“I joke about it during the week,” the Kansas City Chiefs star said after a 30-27 victory against the Los Angeles Chargers was punctuated by three touchdown tosses to Travis Kelce. “I just go through the reads unless Kelce is manned up and I throw him the ball. That’s kind of my mindset.”
Just like the AFC West showdown last year at SoFi Stadium, Mahomes and Kelce made a mockery of the Chargers’ coverage in crunch time. In the final minute, Kelce ran a drag route across the field that allowed him to beat the man-on-man coverage from Derwin James – aided by a pick, the all-pro safety contended – for a 17-yard touchdown with 31 seconds left.
“I’m not joking at all,” Mahomes clarified. “If he’s man-to-man, I’m going to give him a chance. He’s going to win most of them.”
The Chargers used James extensively to shadow Kelce and it nearly worked on a night when the Chiefs were without two receivers (Mecole Hardman and JuJu Smith-Schuster) and lost a key running back (Clyde Edwards-Helaire) due to injuries.
Follow every game: Live NFL Scores
WEEK 11 WINNERS, LOSERS:Cowboys look Super in dismantling of Vikings
32 THINGS WE LEARNED:Special teams can be pretty special
NEVER MISS A SNAP: Sign up for our NFL newsletter for exclusive content
For much of the game, James had the upper hand, which forced Mahomes to throw to other, less proven targets if he wasn’t running for his life to avoid L.A.’s rush.
Yet Kelce, who finished with six catches and 115 yards – and set an NFL record for tight ends with his 33rd career 100-yard game – again demonstrated why he is the one weapon that Mahomes can’t do without. He was the ultimate security blanket. Especially when it mattered most.
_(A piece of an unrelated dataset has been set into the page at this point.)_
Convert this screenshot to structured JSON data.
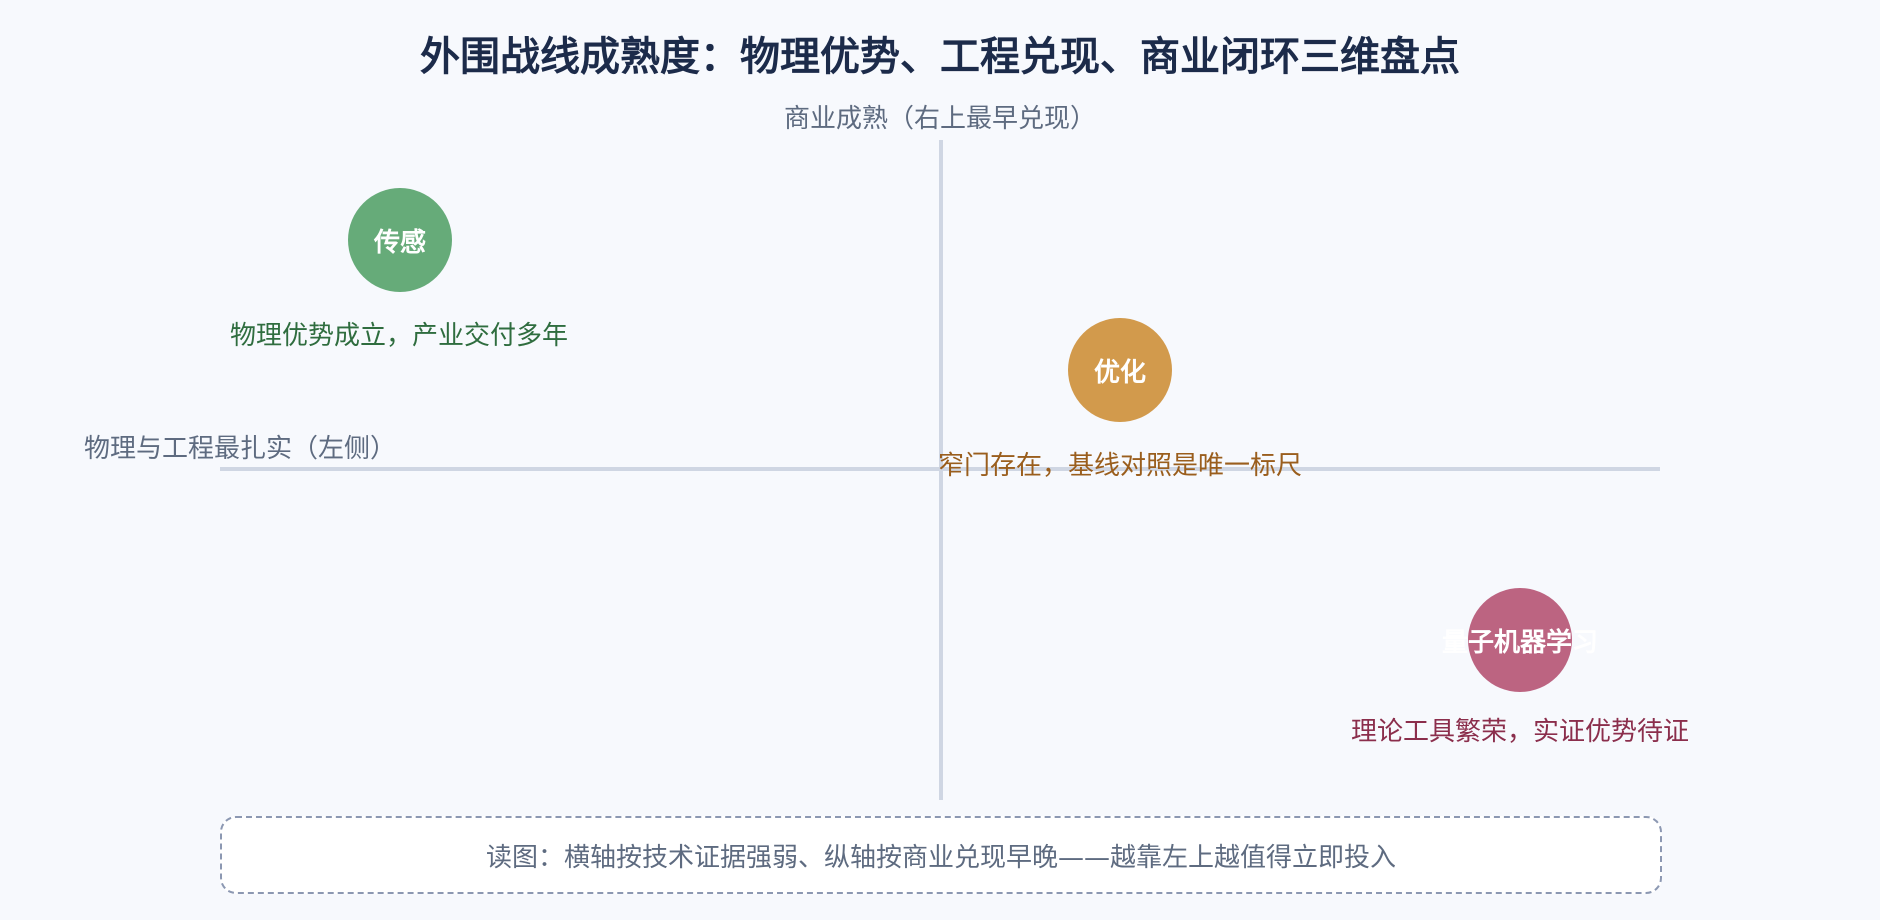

“We didn’t have our full arsenal of weapons,” Kelce said. “Knowing that it was going to be an opportunity, I personally was ready for the matchup. I knew they were going to play a lot of man-to-man coverage and I knew that Pat was going to be looking for me. … There was a lot of understanding what they were trying to do to stop us.”
James wasn’t covering Kelce’s on his first two TDs on Sunday – a 4-yard score early in the second quarter off a smoke screen and a 32-yard catch-and-run early in the fourth quarter that exposed faulty tackling. The screen pass was enabled by fellow tight ends Noah Gray and Jody Fortson, who cleared a path on the edge. The design and execution of the play allowed Kelce to literally dance into the end zone – he mimicked Chargers Hall of Famer LaDanian Tomlinson as he struck a pose and high-stepped, finishing it with LT’s signature finger roll. On the next TD, Kelce took a short slant pattern and weaved a path to the end zone as a couple of defenders with bad angles missed tackles.
On the game-winning score, as was the case on the entire 6-play, 75-yard drive, the Chargers banked on their best defensive back as James shadowed Kelce exclusively.
“He’s one of the best in the league,” Kelce said. “He got the better of me the majority of the game. It’s one of those things where you hope to get the right things dialed up at the right moments. Sure enough, at the end of the game, I knew he was kind of sitting on my outside shoulder on a lot of stuff. So anything vertical, anything to the outside, he was locking me up pretty good. Coach (Andy) Reid saw that and called a play where I could just get across the field and try to beat him with my 33 (-year-old) legs.”
Done. Kelce and Mahomes added another installment to their collection of clutch moments.
“I think what’s special about him is he just competes,” Mahomes said. “At the end of the day, he’s going to keep fighting until the very end. When you see that, not only is that impressive for him, it gets the other guys going.”
Including the quarterback who knows exactly where to look.
Story Credit: usatoday.com